- DATA SECTION:
[Start of Attachment]

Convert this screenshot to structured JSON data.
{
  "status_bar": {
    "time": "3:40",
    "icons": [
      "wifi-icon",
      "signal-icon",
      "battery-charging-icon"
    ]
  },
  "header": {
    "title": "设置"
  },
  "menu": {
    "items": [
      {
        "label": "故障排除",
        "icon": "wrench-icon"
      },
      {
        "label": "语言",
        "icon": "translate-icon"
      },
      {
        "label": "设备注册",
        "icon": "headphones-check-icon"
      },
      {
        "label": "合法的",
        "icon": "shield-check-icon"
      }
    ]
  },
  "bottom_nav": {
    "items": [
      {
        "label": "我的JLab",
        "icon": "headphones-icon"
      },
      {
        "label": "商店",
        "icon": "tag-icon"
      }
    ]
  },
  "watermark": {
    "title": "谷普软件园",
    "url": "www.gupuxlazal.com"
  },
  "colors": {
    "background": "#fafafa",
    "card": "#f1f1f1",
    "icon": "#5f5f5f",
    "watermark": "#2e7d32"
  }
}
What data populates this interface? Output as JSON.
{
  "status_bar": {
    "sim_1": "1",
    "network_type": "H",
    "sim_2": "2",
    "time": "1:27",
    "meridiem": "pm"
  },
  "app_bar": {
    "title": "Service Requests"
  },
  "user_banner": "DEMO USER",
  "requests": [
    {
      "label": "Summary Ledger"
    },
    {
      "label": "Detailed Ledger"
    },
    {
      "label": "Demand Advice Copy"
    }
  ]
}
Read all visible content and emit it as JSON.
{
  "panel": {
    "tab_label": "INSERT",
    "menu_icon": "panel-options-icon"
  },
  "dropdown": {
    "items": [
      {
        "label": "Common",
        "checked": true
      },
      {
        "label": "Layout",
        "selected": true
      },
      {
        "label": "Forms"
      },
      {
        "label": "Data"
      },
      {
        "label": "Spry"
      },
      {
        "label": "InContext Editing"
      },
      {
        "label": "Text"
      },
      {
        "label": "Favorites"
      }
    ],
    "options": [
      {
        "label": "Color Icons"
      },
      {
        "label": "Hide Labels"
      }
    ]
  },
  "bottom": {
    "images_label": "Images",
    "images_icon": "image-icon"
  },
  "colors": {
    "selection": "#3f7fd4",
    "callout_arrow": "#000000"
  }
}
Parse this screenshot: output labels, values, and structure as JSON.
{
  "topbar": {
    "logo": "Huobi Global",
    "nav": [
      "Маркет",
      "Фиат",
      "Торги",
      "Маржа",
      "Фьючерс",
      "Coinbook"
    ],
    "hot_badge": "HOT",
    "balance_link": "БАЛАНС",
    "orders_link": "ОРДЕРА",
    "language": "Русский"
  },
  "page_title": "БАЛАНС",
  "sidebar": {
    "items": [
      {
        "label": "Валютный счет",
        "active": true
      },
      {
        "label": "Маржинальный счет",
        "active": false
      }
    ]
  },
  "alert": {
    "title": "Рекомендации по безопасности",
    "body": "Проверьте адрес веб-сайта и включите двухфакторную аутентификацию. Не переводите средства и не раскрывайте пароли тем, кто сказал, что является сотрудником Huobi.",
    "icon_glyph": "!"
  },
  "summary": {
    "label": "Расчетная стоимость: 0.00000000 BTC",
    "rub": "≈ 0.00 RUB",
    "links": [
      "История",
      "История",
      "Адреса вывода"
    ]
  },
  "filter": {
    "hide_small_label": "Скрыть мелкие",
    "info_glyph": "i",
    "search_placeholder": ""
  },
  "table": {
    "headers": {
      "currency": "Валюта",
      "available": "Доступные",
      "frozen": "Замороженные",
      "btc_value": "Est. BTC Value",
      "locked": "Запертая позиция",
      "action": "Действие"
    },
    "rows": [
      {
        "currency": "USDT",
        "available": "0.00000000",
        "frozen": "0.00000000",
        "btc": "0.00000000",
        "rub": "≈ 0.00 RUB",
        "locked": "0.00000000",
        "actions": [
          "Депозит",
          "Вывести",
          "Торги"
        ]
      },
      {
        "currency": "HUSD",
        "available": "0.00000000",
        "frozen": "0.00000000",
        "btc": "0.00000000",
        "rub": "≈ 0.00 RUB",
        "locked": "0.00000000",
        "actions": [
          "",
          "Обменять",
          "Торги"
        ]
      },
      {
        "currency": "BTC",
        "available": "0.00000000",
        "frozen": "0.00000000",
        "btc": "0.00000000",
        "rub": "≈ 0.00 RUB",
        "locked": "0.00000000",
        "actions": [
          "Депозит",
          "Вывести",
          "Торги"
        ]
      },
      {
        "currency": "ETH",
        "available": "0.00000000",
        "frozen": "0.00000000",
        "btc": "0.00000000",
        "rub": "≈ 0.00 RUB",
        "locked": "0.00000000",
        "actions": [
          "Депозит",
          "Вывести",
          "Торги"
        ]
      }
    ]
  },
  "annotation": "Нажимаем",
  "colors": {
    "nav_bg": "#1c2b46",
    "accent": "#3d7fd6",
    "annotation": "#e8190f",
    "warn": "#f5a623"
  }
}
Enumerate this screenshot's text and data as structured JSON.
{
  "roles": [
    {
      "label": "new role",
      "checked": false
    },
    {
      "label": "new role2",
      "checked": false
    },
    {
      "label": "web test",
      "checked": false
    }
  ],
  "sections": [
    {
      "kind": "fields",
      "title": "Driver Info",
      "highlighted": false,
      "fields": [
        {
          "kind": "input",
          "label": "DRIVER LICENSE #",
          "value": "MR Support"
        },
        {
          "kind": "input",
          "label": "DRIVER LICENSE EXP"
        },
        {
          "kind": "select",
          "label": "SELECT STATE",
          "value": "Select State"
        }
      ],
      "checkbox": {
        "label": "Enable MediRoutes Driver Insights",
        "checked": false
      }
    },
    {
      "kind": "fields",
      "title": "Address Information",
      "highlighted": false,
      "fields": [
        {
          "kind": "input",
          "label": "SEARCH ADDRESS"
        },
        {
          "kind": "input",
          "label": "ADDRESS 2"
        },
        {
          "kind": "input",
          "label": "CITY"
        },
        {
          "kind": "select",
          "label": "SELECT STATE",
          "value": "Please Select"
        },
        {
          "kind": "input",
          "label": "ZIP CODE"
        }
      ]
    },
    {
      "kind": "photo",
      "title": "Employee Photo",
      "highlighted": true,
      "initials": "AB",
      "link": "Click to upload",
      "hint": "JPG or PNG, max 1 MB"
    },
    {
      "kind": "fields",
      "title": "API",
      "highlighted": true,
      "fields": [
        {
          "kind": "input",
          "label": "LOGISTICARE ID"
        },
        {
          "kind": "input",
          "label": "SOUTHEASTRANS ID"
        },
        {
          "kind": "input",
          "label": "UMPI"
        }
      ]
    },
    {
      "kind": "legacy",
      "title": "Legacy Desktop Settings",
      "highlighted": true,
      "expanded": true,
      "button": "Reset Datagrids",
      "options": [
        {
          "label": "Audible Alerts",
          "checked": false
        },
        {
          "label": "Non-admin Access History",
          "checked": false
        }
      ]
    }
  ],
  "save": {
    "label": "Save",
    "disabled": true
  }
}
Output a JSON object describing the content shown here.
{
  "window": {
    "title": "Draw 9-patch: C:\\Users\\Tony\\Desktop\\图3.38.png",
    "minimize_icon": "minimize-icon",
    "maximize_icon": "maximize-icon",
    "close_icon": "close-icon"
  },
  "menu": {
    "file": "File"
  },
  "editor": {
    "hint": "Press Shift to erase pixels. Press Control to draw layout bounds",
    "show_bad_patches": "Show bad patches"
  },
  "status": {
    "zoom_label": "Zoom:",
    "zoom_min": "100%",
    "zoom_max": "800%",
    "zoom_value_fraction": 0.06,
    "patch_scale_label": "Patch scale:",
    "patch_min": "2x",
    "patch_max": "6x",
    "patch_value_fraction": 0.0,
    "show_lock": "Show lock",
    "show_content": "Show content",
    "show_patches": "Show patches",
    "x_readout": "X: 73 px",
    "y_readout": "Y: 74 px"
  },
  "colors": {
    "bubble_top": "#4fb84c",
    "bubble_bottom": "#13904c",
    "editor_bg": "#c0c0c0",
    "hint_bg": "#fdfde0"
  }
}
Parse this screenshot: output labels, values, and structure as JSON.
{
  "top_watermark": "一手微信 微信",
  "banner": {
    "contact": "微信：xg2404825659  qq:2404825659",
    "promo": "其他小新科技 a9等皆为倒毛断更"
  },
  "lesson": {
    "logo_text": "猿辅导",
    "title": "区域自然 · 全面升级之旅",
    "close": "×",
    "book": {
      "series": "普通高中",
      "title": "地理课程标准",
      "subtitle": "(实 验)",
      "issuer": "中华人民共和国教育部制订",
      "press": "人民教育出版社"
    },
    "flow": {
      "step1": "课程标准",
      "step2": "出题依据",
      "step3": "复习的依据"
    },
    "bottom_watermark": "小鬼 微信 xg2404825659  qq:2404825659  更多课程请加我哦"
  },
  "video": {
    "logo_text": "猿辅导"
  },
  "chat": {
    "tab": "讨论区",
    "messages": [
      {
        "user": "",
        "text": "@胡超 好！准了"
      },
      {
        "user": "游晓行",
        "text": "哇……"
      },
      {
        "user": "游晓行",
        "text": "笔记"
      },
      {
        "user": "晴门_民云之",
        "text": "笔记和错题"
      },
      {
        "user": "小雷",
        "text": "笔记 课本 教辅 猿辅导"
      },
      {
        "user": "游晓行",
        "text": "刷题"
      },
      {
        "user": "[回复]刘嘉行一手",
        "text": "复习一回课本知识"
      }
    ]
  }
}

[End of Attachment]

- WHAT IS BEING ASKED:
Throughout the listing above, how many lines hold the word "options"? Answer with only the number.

- EXPECTED ANSWER:
3